bio | website | |
---|---|---|
location | Buffalo, NY | |
age | ||
visits | member for | 3 years, 7 months |
seen | Apr 18 at 2:59 | |
stats | profile views | 620 |
Jan 15 |
asked | find a special group $G$ |
Jan 3 |
accepted | Restriction on the coefficients for an operator in the free group factor $ L(\mathbb{F}_2) $ |
Dec 24 |
revised |
Find a lower bound for a pre-invariant $Fol(L(F_m), X_m)$
Fix typo |
Dec 24 |
revised |
Find a lower bound for a pre-invariant $Fol(L(F_m), X_m)$
Fix typo |
Dec 20 |
awarded | Disciplined |
Dec 3 |
accepted | finite index, self-normalizing subgroup of $F_2$ |
Dec 3 |
comment |
finite index, self-normalizing subgroup of $F_2$
Thanks, I did not realize this simple observation. |
Dec 3 |
revised |
finite index, self-normalizing subgroup of $F_2$
added 25 characters in body |
Dec 3 |
asked | finite index, self-normalizing subgroup of $F_2$ |
Nov 27 |
accepted | noncommutative polynomials equality |
Nov 27 |
accepted | $Aut(\mathbb{Z}G)=?$ for $G=\mathbb{Z}^2\rtimes_n\mathbb{Z}$ |
Nov 16 |
answered | noncommutative polynomials equality |
Nov 13 |
comment |
$Aut(\mathbb{Z}G)=?$ for $G=\mathbb{Z}^2\rtimes_n\mathbb{Z}$
But then, it should be clear the only units of this quotient ring consist of $ \pm 1, \pm x^{\pm 1}, \pm y^{\pm 1}$ and their products. |
Nov 13 |
comment |
$Aut(\mathbb{Z}G)=?$ for $G=\mathbb{Z}^2\rtimes_n\mathbb{Z}$
You are right， the quotient ring is the two variable Laurent polynomial ring, which I misunderstood to be the polynomial ring. |
Nov 13 |
comment |
$Aut(\mathbb{Z}G)=?$ for $G=\mathbb{Z}^2\rtimes_n\mathbb{Z}$
there seems some tricky points concerning lifting automorphism from the quotient algebra to the original one, since $x\to x+y, y\to y$ gives us an automorphism of the quotient algebra $\mathbb{Z}G_2/I$, but we can check that $\alpha(x)=x+y, \alpha(y)=y, \alpha(z)=z$ is not an automorphism of $\mathbb{Z}G_2$ since it does not preserve the skew relation $yx=xyz^2$. So, in general, we have to determine two noncommutative polynomial $p, q$, s.t., $\alpha(x)=x+y+(z-1)p, \alpha(y)=y+(z-1)q, \alpha(z)=z$ and it preserves the above skew relation. |
Nov 13 |
asked | $Aut(\mathbb{Z}G)=?$ for $G=\mathbb{Z}^2\rtimes_n\mathbb{Z}$ |
Oct 31 |
comment |
Is it known that “hyperfinite length” cannot distinguish free group factors?
@Jon, roughly speaking, a result in equivalence relation setting is often easier to prove than its counterpart in Von Neumann algebras setting, but the result on the topological generators of the full group generated by the hyperfinite equivalence relation is proved rather later than its counterpart.

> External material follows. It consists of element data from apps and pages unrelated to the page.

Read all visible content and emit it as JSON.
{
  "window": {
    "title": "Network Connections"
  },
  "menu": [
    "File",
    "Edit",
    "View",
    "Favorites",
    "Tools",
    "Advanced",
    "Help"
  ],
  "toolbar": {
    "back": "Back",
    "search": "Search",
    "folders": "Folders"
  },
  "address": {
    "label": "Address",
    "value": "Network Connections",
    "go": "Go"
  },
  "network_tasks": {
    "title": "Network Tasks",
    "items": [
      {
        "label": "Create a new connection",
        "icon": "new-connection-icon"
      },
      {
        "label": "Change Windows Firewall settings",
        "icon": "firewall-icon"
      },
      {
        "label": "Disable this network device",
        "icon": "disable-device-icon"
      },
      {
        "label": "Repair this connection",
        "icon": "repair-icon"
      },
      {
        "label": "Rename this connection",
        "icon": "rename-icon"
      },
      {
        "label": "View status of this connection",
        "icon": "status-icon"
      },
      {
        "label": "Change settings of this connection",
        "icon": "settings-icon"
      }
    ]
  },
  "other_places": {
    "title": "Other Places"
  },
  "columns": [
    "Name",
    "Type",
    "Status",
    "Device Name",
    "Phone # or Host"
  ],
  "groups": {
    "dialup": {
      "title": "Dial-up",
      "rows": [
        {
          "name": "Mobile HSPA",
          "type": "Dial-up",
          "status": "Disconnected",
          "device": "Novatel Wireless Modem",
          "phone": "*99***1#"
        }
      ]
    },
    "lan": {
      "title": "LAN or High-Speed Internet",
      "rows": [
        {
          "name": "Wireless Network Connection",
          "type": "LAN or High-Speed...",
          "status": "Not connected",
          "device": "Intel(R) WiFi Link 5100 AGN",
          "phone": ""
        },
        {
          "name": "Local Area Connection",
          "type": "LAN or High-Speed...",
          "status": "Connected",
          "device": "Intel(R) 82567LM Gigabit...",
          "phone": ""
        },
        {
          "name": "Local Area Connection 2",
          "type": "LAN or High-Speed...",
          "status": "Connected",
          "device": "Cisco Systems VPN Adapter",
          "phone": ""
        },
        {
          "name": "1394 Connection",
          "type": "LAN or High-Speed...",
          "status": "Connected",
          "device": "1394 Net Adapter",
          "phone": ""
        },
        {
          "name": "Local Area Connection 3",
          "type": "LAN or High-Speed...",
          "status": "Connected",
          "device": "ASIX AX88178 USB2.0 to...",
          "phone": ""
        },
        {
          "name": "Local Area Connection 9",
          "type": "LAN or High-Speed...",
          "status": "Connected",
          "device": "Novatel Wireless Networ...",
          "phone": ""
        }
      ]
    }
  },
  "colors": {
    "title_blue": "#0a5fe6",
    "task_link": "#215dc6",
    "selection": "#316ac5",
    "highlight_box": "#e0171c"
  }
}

This seems strange. |
Oct 30 |
comment |
Is it known that “hyperfinite length” cannot distinguish free group factors?
@Jon, it is interesting that Ge and Shen has already defined the "generating length" for a type II_1 Von Neumann algebra as an analogy of the definition of cost in the equivalence relation setting, you can find it in page 368 of the book" Third International Congress of Chinese Mathematicians, 1st part". But the relation between hyperfinite length and generating length has not been mentioned in that paper. |
Oct 29 |
comment |
Is it known that “hyperfinite length” cannot distinguish free group factors?
@Jon, roughly speaking, a similar result in the equivalence relation setting is used in the proof of theorem 4.10 of the paper "Topological Properties of Full Groups" by J.Kittrell and T.Tsankov, and F. Maitre refined this process in his paper on generator problems. I guess when Ge and Popa introduced this "hyperfinite length", they also expect it to be related to the generator problem for Von Neumann algebras? |
Oct 29 |
revised |
noncommutative polynomials equality
emphasize what I want |